"The British economy does very well out of our government's control of other nations -- it is, for example, the world's second biggest exporter of services -- so it is hard to persuade the people of this country to vote for global democratisation" -- George Monbiot, The Guardian, 15 Oct 2002.
Any time hear "the nations of European stock" telling fibs to cover their "basic insecurity complex", my mind jumps to this letter published by The Times (of London) on 12 May 2000, written by Ray Smith of Faversham, England:
"Imagine the scene -- it is the bishop's first day in heaven; dinner is over, he is relaxing in his room and there is a knock on the door and the Archangel Gabriel enters:
'Sorry to disturb you, but are you the bishop who told old Mrs Jones that there would be animals in heaven?' 'Yes', the bishop replies, 'that's my firm belief.' 'Good', his visitor replies, 'the turkey you had for dinner last Christmas is outside and wants a few words with you'."
Well, how I wish the African version of Archangel Gabriel would be so kind as to wheel out our turkey so it can ask some basic questions of those who, because of their "basic insecurity complex", have made African lives such a hell to live.
Please don't get me wrong. I don't, for example, want exactly what Mr Colin Beveridge of St Andrews, Scotland, wanted from Mrs Thatcher: "I suggest that we place Mrs Thatcher's statue in Trafalgar Square so the pigeons can do to her what she did to us," Mr Beveridge wrote to The Guardian on 5 February this year, remembering how the Iron Lady had used Scotland as a laboratory for her disastrous poll tax experiment.
Now, if we should go straight to the point: I have said -- and it is very important to remember it as we go along -- that the "basic insecurity complex" afflicting "the nations of European stock" stems from the indisputable fact that Europe is the most resourceless continent in the world.
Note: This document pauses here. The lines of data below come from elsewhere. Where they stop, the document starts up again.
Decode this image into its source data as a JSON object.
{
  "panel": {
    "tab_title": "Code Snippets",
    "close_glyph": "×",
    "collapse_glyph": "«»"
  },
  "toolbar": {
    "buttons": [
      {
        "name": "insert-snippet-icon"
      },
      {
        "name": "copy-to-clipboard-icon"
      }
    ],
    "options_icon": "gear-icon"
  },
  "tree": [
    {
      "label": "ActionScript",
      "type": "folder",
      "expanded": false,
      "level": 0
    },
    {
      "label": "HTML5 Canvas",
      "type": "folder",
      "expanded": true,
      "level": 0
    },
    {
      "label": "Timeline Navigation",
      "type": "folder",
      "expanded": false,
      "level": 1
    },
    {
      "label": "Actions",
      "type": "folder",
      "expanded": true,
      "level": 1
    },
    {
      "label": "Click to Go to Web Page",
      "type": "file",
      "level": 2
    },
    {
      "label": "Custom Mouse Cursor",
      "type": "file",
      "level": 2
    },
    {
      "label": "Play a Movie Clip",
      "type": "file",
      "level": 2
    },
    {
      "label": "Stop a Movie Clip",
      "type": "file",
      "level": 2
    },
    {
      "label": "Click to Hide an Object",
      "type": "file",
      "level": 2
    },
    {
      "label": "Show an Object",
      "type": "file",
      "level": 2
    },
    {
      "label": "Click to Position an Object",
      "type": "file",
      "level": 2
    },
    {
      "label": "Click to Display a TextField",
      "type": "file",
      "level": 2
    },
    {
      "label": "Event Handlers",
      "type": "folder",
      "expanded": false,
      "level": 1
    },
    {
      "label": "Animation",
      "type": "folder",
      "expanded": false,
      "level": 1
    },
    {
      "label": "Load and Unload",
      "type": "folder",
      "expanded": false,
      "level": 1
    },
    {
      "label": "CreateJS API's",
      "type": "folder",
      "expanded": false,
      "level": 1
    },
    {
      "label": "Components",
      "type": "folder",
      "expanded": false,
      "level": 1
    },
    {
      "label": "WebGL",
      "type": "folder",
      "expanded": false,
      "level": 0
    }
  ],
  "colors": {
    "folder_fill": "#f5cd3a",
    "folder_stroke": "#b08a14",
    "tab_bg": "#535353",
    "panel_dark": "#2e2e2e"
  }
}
Almost everything Europe needs to survive must come from abroad.
In the past, Europe was one of the most difficult places to live -- with all the harsh winters, the grinding poverty, the oppression of the masses by the upper classes and the incessant wars.
Did I hear you sneer at my use of the words "grinding poverty"? Please read this for an answer: On 20 December 1871 (only 131 short years ago), a Mr Ruskin, in response to an appeal by The Daily Telegraph for public subscriptions towards the restoration of warwick castle, wrote:
"Sir, I am at this hour...